How has your background in kinesiology and chiropractic impacted your training and coaching?
My careers as a therapist and an athlete can be at odds, but understanding my body better has allowed me to know when and where to push, take risks but not unnecessary ones, and how to rehab injuries. This has helped me stay competing at a high level for a long time.

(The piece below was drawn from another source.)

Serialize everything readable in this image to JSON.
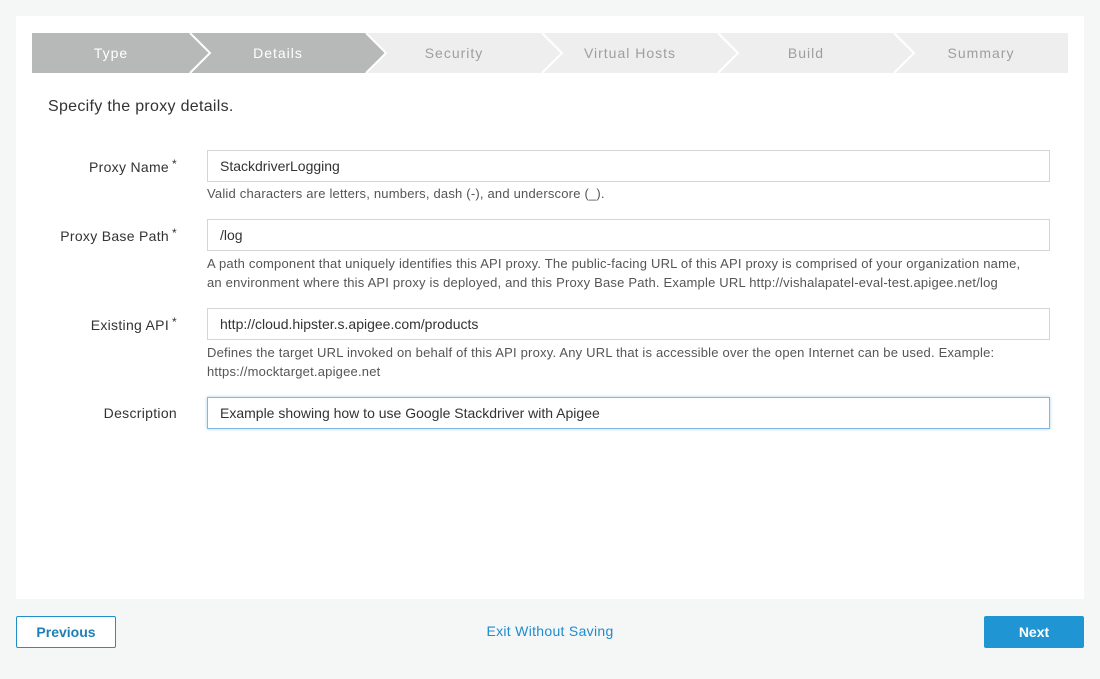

Transcript: "I think my careers as a therapist and as an athlete are somewhat at odds at times. There's probably things that I wouldn't recommend that people do that I do. But I think a lot of it depends on your goals, you know, and those are the big conversations to have with people as a therapist, you know, not everybody's goals are the same. So I think understanding my body better, knowing how things work, having a good grasp of how to rehab injuries, how to identify, you know, what hurts and what's an injury, you know, the difference between hurt versus harm, what's gonna have long-standing implications, and what just sort of bugs you right now, are important. And I think the more that you know about that stuff, the more you feel like you're in control of your body and your training. So I'm able to give better feedback sometimes to my own coaches. I'm able to sort of decide when and where is the right place to push and when it's not and when it's more appropriate to back off. And I think that's contributed a lot to my longevity in the sport and allowed me to stay competing at a high level for a long time. You know, I do take risks and I'm hard on my body sometimes, but I try not to take unnecessary risks. And that's a big difference over time."